** Opening DATA RECORDS block **

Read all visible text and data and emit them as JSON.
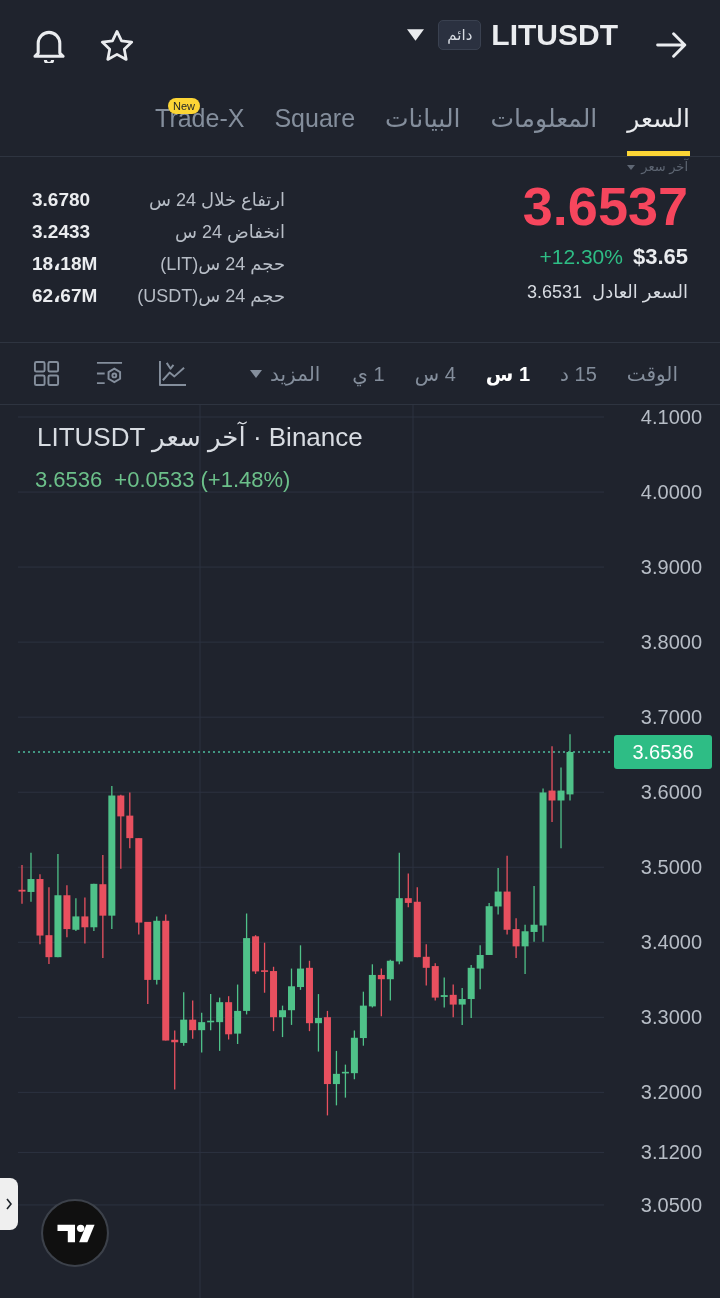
{
  "header": {
    "symbol": "LITUSDT",
    "contract_tag": "دائم"
  },
  "tabs": [
    {
      "label": "السعر",
      "selected": true
    },
    {
      "label": "المعلومات",
      "selected": false
    },
    {
      "label": "البيانات",
      "selected": false
    },
    {
      "label": "Square",
      "selected": false
    },
    {
      "label": "Trade-X",
      "selected": false,
      "badge": "New"
    }
  ],
  "price": {
    "selector_label": "آخر سعر",
    "last": "3.6537",
    "usd_price": "$3.65",
    "change": "+12.30%",
    "fair_price_label": "السعر العادل",
    "fair_price": "3.6531"
  },
  "stats": [
    {
      "label": "ارتفاع خلال 24 س",
      "value": "3.6780"
    },
    {
      "label": "انخفاض 24 س",
      "value": "3.2433"
    },
    {
      "label": "حجم 24 س(LIT)",
      "value": "18،18M"
    },
    {
      "label": "حجم 24 س(USDT)",
      "value": "62،67M"
    }
  ],
  "toolbar": {
    "label": "الوقت",
    "intervals": [
      {
        "label": "15 د",
        "selected": false
      },
      {
        "label": "1 س",
        "selected": true
      },
      {
        "label": "4 س",
        "selected": false
      },
      {
        "label": "1 ي",
        "selected": false
      }
    ],
    "more": "المزيد"
  },
  "chart": {
    "legend_price": "3.6536",
    "legend_change": "+0.0533 (+1.48%)",
    "chart_data": {
      "type": "candlestick",
      "title": "LITUSDT آخر سعر · Binance",
      "categories": [
        null,
        null,
        null,
        null,
        null,
        null,
        null,
        null,
        null,
        null,
        null,
        null,
        null,
        null,
        null,
        null,
        null,
        null,
        null,
        null,
        null,
        null,
        null,
        null,
        null,
        null,
        null,
        null,
        null,
        null,
        null,
        null,
        null,
        null,
        null,
        null,
        null,
        null,
        null,
        null,
        null,
        null,
        null,
        null,
        null,
        null,
        null,
        null,
        null,
        null,
        null,
        null,
        null,
        null,
        null,
        null,
        null,
        null,
        null,
        null,
        null,
        null
      ],
      "ohlc": [
        [
          3.47,
          3.503,
          3.4515,
          3.4676
        ],
        [
          3.4671,
          3.5193,
          3.454,
          3.4843
        ],
        [
          3.4843,
          3.4907,
          3.3975,
          3.409
        ],
        [
          3.4095,
          3.4735,
          3.3712,
          3.3802
        ],
        [
          3.3802,
          3.5178,
          3.3802,
          3.4627
        ],
        [
          3.4627,
          3.4759,
          3.4066,
          3.4176
        ],
        [
          3.4167,
          3.4588,
          3.4152,
          3.4345
        ],
        [
          3.4345,
          3.4598,
          3.3984,
          3.42
        ],
        [
          3.42,
          3.4779,
          3.4152,
          3.4779
        ],
        [
          3.4774,
          3.5164,
          3.3792,
          3.4355
        ],
        [
          3.4355,
          3.6083,
          3.4176,
          3.5956
        ],
        [
          3.5956,
          3.5966,
          3.4981,
          3.5678
        ],
        [
          3.5688,
          3.5997,
          3.5252,
          3.5388
        ],
        [
          3.5388,
          3.5388,
          3.4104,
          3.4263
        ],
        [
          3.4272,
          3.4272,
          3.3179,
          3.3499
        ],
        [
          3.3499,
          3.4345,
          3.3437,
          3.4287
        ],
        [
          3.4287,
          3.4369,
          3.2691,
          3.2691
        ],
        [
          3.2701,
          3.2825,
          3.2039,
          3.2668
        ],
        [
          3.2659,
          3.3333,
          3.2622,
          3.2969
        ],
        [
          3.2969,
          3.3226,
          3.2714,
          3.2829
        ],
        [
          3.2829,
          3.3062,
          3.253,
          3.2936
        ],
        [
          3.2936,
          3.331,
          3.2829,
          3.2955
        ],
        [
          3.2936,
          3.3263,
          3.2553,
          3.3202
        ],
        [
          3.3202,
          3.3282,
          3.2705,
          3.2774
        ],
        [
          3.2783,
          3.3437,
          3.2645,
          3.3086
        ],
        [
          3.3086,
          3.4384,
          3.3039,
          3.4056
        ],
        [
          3.408,
          3.4095,
          3.3579,
          3.3612
        ],
        [
          3.3627,
          3.3994,
          3.3328,
          3.3612
        ],
        [
          3.3617,
          3.3674,
          3.2816,
          3.3002
        ],
        [
          3.3002,
          3.3156,
          3.2737,
          3.3095
        ],
        [
          3.3095,
          3.365,
          3.2899,
          3.3414
        ],
        [
          3.3404,
          3.396,
          3.3366,
          3.365
        ],
        [
          3.366,
          3.3754,
          3.2816,
          3.2922
        ],
        [
          3.2922,
          3.331,
          3.2544,
          3.2992
        ],
        [
          3.3002,
          3.3086,
          3.1693,
          3.2111
        ],
        [
          3.2111,
          3.2553,
          3.1827,
          3.2247
        ],
        [
          3.2256,
          3.237,
          3.193,
          3.2274
        ],
        [
          3.2256,
          3.2825,
          3.2175,
          3.2728
        ],
        [
          3.2724,
          3.3342,
          3.2622,
          3.3156
        ],
        [
          3.3146,
          3.3707,
          3.3132,
          3.3565
        ],
        [
          3.3565,
          3.365,
          3.3016,
          3.3508
        ],
        [
          3.3508,
          3.3769,
          3.3226,
          3.3754
        ],
        [
          3.3745,
          3.5193,
          3.3707,
          3.4588
        ],
        [
          3.4588,
          3.4917,
          3.4467,
          3.4525
        ],
        [
          3.454,
          3.4735,
          3.3802,
          3.3802
        ],
        [
          3.3807,
          3.3975,
          3.3423,
          3.366
        ],
        [
          3.3683,
          3.3721,
          3.3226,
          3.3263
        ],
        [
          3.3272,
          3.3532,
          3.3132,
          3.3296
        ],
        [
          3.33,
          3.3437,
          3.3002,
          3.317
        ],
        [
          3.317,
          3.339,
          3.2899,
          3.3244
        ],
        [
          3.3244,
          3.3698,
          3.2992,
          3.366
        ],
        [
          3.365,
          3.396,
          3.3376,
          3.3831
        ],
        [
          3.3831,
          3.4525,
          3.3831,
          3.4481
        ],
        [
          3.4477,
          3.4991,
          3.4369,
          3.4676
        ],
        [
          3.4676,
          3.5154,
          3.4104,
          3.4167
        ],
        [
          3.4176,
          3.4321,
          3.3792,
          3.3946
        ],
        [
          3.3946,
          3.4234,
          3.3579,
          3.4147
        ],
        [
          3.4138,
          3.4749,
          3.4008,
          3.4234
        ],
        [
          3.4224,
          3.6048,
          3.4008,
          3.5997
        ],
        [
          3.6022,
          3.6611,
          3.5603,
          3.589
        ],
        [
          3.589,
          3.6328,
          3.5252,
          3.6022
        ],
        [
          3.5971,
          3.6771,
          3.589,
          3.6536
        ]
      ],
      "ylim": [
        2.926,
        4.116
      ],
      "grid": true,
      "ref_lines": [
        {
          "axis": "y",
          "value": 3.6536,
          "label": "3.6536"
        }
      ],
      "yticks": [
        {
          "value": 4.1,
          "label": "4.1000"
        },
        {
          "value": 4.0,
          "label": "4.0000"
        },
        {
          "value": 3.9,
          "label": "3.9000"
        },
        {
          "value": 3.8,
          "label": "3.8000"
        },
        {
          "value": 3.7,
          "label": "3.7000"
        },
        {
          "value": 3.6,
          "label": "3.6000"
        },
        {
          "value": 3.5,
          "label": "3.5000"
        },
        {
          "value": 3.4,
          "label": "3.4000"
        },
        {
          "value": 3.3,
          "label": "3.3000"
        },
        {
          "value": 3.2,
          "label": "3.2000"
        },
        {
          "value": 3.12,
          "label": "3.1200"
        },
        {
          "value": 3.05,
          "label": "3.0500"
        }
      ]
    }
  }
}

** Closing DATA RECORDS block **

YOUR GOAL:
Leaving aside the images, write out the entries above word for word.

ANSWER TO THE PROBLEM:
Read all visible text and data and emit them as JSON.
{
  "header": {
    "symbol": "LITUSDT",
    "contract_tag": "دائم"
  },
  "tabs": [
    {
      "label": "السعر",
      "selected": true
    },
    {
      "label": "المعلومات",
      "selected": false
    },
    {
      "label": "البيانات",
      "selected": false
    },
    {
      "label": "Square",
      "selected": false
    },
    {
      "label": "Trade-X",
      "selected": false,
      "badge": "New"
    }
  ],
  "price": {
    "selector_label": "آخر سعر",
    "last": "3.6537",
    "usd_price": "$3.65",
    "change": "+12.30%",
    "fair_price_label": "السعر العادل",
    "fair_price": "3.6531"
  },
  "stats": [
    {
      "label": "ارتفاع خلال 24 س",
      "value": "3.6780"
    },
    {
      "label": "انخفاض 24 س",
      "value": "3.2433"
    },
    {
      "label": "حجم 24 س(LIT)",
      "value": "18،18M"
    },
    {
      "label": "حجم 24 س(USDT)",
      "value": "62،67M"
    }
  ],
  "toolbar": {
    "label": "الوقت",
    "intervals": [
      {
        "label": "15 د",
        "selected": false
      },
      {
        "label": "1 س",
        "selected": true
      },
      {
        "label": "4 س",
        "selected": false
      },
      {
        "label": "1 ي",
        "selected": false
      }
    ],
    "more": "المزيد"
  },
  "chart": {
    "legend_price": "3.6536",
    "legend_change": "+0.0533 (+1.48%)",
    "chart_data": {
      "type": "candlestick",
      "title": "LITUSDT آخر سعر · Binance",
      "categories": [
        null,
        null,
        null,
        null,
        null,
        null,
        null,
        null,
        null,
        null,
        null,
        null,
        null,
        null,
        null,
        null,
        null,
        null,
        null,
        null,
        null,
        null,
        null,
        null,
        null,
        null,
        null,
        null,
        null,
        null,
        null,
        null,
        null,
        null,
        null,
        null,
        null,
        null,
        null,
        null,
        null,
        null,
        null,
        null,
        null,
        null,
        null,
        null,
        null,
        null,
        null,
        null,
        null,
        null,
        null,
        null,
        null,
        null,
        null,
        null,
        null,
        null
      ],
      "ohlc": [
        [
          3.47,
          3.503,
          3.4515,
          3.4676
        ],
        [
          3.4671,
          3.5193,
          3.454,
          3.4843
        ],
        [
          3.4843,
          3.4907,
          3.3975,
          3.409
        ],
        [
          3.4095,
          3.4735,
          3.3712,
          3.3802
        ],
        [
          3.3802,
          3.5178,
          3.3802,
          3.4627
        ],
        [
          3.4627,
          3.4759,
          3.4066,
          3.4176
        ],
        [
          3.4167,
          3.4588,
          3.4152,
          3.4345
        ],
        [
          3.4345,
          3.4598,
          3.3984,
          3.42
        ],
        [
          3.42,
          3.4779,
          3.4152,
          3.4779
        ],
        [
          3.4774,
          3.5164,
          3.3792,
          3.4355
        ],
        [
          3.4355,
          3.6083,
          3.4176,
          3.5956
        ],
        [
          3.5956,
          3.5966,
          3.4981,
          3.5678
        ],
        [
          3.5688,
          3.5997,
          3.5252,
          3.5388
        ],
        [
          3.5388,
          3.5388,
          3.4104,
          3.4263
        ],
        [
          3.4272,
          3.4272,
          3.3179,
          3.3499
        ],
        [
          3.3499,
          3.4345,
          3.3437,
          3.4287
        ],
        [
          3.4287,
          3.4369,
          3.2691,
          3.2691
        ],
        [
          3.2701,
          3.2825,
          3.2039,
          3.2668
        ],
        [
          3.2659,
          3.3333,
          3.2622,
          3.2969
        ],
        [
          3.2969,
          3.3226,
          3.2714,
          3.2829
        ],
        [
          3.2829,
          3.3062,
          3.253,
          3.2936
        ],
        [
          3.2936,
          3.331,
          3.2829,
          3.2955
        ],
        [
          3.2936,
          3.3263,
          3.2553,
          3.3202
        ],
        [
          3.3202,
          3.3282,
          3.2705,
          3.2774
        ],
        [
          3.2783,
          3.3437,
          3.2645,
          3.3086
        ],
        [
          3.3086,
          3.4384,
          3.3039,
          3.4056
        ],
        [
          3.408,
          3.4095,
          3.3579,
          3.3612
        ],
        [
          3.3627,
          3.3994,
          3.3328,
          3.3612
        ],
        [
          3.3617,
          3.3674,
          3.2816,
          3.3002
        ],
        [
          3.3002,
          3.3156,
          3.2737,
          3.3095
        ],
        [
          3.3095,
          3.365,
          3.2899,
          3.3414
        ],
        [
          3.3404,
          3.396,
          3.3366,
          3.365
        ],
        [
          3.366,
          3.3754,
          3.2816,
          3.2922
        ],
        [
          3.2922,
          3.331,
          3.2544,
          3.2992
        ],
        [
          3.3002,
          3.3086,
          3.1693,
          3.2111
        ],
        [
          3.2111,
          3.2553,
          3.1827,
          3.2247
        ],
        [
          3.2256,
          3.237,
          3.193,
          3.2274
        ],
        [
          3.2256,
          3.2825,
          3.2175,
          3.2728
        ],
        [
          3.2724,
          3.3342,
          3.2622,
          3.3156
        ],
        [
          3.3146,
          3.3707,
          3.3132,
          3.3565
        ],
        [
          3.3565,
          3.365,
          3.3016,
          3.3508
        ],
        [
          3.3508,
          3.3769,
          3.3226,
          3.3754
        ],
        [
          3.3745,
          3.5193,
          3.3707,
          3.4588
        ],
        [
          3.4588,
          3.4917,
          3.4467,
          3.4525
        ],
        [
          3.454,
          3.4735,
          3.3802,
          3.3802
        ],
        [
          3.3807,
          3.3975,
          3.3423,
          3.366
        ],
        [
          3.3683,
          3.3721,
          3.3226,
          3.3263
        ],
        [
          3.3272,
          3.3532,
          3.3132,
          3.3296
        ],
        [
          3.33,
          3.3437,
          3.3002,
          3.317
        ],
        [
          3.317,
          3.339,
          3.2899,
          3.3244
        ],
        [
          3.3244,
          3.3698,
          3.2992,
          3.366
        ],
        [
          3.365,
          3.396,
          3.3376,
          3.3831
        ],
        [
          3.3831,
          3.4525,
          3.3831,
          3.4481
        ],
        [
          3.4477,
          3.4991,
          3.4369,
          3.4676
        ],
        [
          3.4676,
          3.5154,
          3.4104,
          3.4167
        ],
        [
          3.4176,
          3.4321,
          3.3792,
          3.3946
        ],
        [
          3.3946,
          3.4234,
          3.3579,
          3.4147
        ],
        [
          3.4138,
          3.4749,
          3.4008,
          3.4234
        ],
        [
          3.4224,
          3.6048,
          3.4008,
          3.5997
        ],
        [
          3.6022,
          3.6611,
          3.5603,
          3.589
        ],
        [
          3.589,
          3.6328,
          3.5252,
          3.6022
        ],
        [
          3.5971,
          3.6771,
          3.589,
          3.6536
        ]
      ],
      "ylim": [
        2.926,
        4.116
      ],
      "grid": true,
      "ref_lines": [
        {
          "axis": "y",
          "value": 3.6536,
          "label": "3.6536"
        }
      ],
      "yticks": [
        {
          "value": 4.1,
          "label": "4.1000"
        },
        {
          "value": 4.0,
          "label": "4.0000"
        },
        {
          "value": 3.9,
          "label": "3.9000"
        },
        {
          "value": 3.8,
          "label": "3.8000"
        },
        {
          "value": 3.7,
          "label": "3.7000"
        },
        {
          "value": 3.6,
          "label": "3.6000"
        },
        {
          "value": 3.5,
          "label": "3.5000"
        },
        {
          "value": 3.4,
          "label": "3.4000"
        },
        {
          "value": 3.3,
          "label": "3.3000"
        },
        {
          "value": 3.2,
          "label": "3.2000"
        },
        {
          "value": 3.12,
          "label": "3.1200"
        },
        {
          "value": 3.05,
          "label": "3.0500"
        }
      ]
    }
  }
}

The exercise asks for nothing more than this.